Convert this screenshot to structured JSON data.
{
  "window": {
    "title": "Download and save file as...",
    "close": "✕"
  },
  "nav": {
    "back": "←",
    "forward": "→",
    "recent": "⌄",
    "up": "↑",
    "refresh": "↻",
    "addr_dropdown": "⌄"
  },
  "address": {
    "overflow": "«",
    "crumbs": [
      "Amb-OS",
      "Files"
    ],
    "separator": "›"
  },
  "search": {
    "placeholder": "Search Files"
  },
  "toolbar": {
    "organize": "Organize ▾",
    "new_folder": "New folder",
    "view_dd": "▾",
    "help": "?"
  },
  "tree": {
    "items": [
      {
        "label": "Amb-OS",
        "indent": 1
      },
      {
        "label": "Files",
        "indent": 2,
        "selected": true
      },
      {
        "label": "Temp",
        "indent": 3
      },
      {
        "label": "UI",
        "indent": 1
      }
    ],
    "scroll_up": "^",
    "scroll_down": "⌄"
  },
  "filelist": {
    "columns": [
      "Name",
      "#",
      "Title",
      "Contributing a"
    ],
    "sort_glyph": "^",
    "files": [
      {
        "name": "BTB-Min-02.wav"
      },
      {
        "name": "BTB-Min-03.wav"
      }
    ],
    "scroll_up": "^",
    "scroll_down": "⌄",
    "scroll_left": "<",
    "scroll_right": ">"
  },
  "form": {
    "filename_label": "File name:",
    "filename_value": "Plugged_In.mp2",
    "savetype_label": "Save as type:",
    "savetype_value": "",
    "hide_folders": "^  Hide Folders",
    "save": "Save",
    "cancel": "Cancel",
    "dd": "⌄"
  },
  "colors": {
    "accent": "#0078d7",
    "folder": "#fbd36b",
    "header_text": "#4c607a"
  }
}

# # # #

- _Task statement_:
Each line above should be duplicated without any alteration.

- _Answer space_:
Convert this screenshot to structured JSON data.
{
  "window": {
    "title": "Download and save file as...",
    "close": "✕"
  },
  "nav": {
    "back": "←",
    "forward": "→",
    "recent": "⌄",
    "up": "↑",
    "refresh": "↻",
    "addr_dropdown": "⌄"
  },
  "address": {
    "overflow": "«",
    "crumbs": [
      "Amb-OS",
      "Files"
    ],
    "separator": "›"
  },
  "search": {
    "placeholder": "Search Files"
  },
  "toolbar": {
    "organize": "Organize ▾",
    "new_folder": "New folder",
    "view_dd": "▾",
    "help": "?"
  },
  "tree": {
    "items": [
      {
        "label": "Amb-OS",
        "indent": 1
      },
      {
        "label": "Files",
        "indent": 2,
        "selected": true
      },
      {
        "label": "Temp",
        "indent": 3
      },
      {
        "label": "UI",
        "indent": 1
      }
    ],
    "scroll_up": "^",
    "scroll_down": "⌄"
  },
  "filelist": {
    "columns": [
      "Name",
      "#",
      "Title",
      "Contributing a"
    ],
    "sort_glyph": "^",
    "files": [
      {
        "name": "BTB-Min-02.wav"
      },
      {
        "name": "BTB-Min-03.wav"
      }
    ],
    "scroll_up": "^",
    "scroll_down": "⌄",
    "scroll_left": "<",
    "scroll_right": ">"
  },
  "form": {
    "filename_label": "File name:",
    "filename_value": "Plugged_In.mp2",
    "savetype_label": "Save as type:",
    "savetype_value": "",
    "hide_folders": "^  Hide Folders",
    "save": "Save",
    "cancel": "Cancel",
    "dd": "⌄"
  },
  "colors": {
    "accent": "#0078d7",
    "folder": "#fbd36b",
    "header_text": "#4c607a"
  }
}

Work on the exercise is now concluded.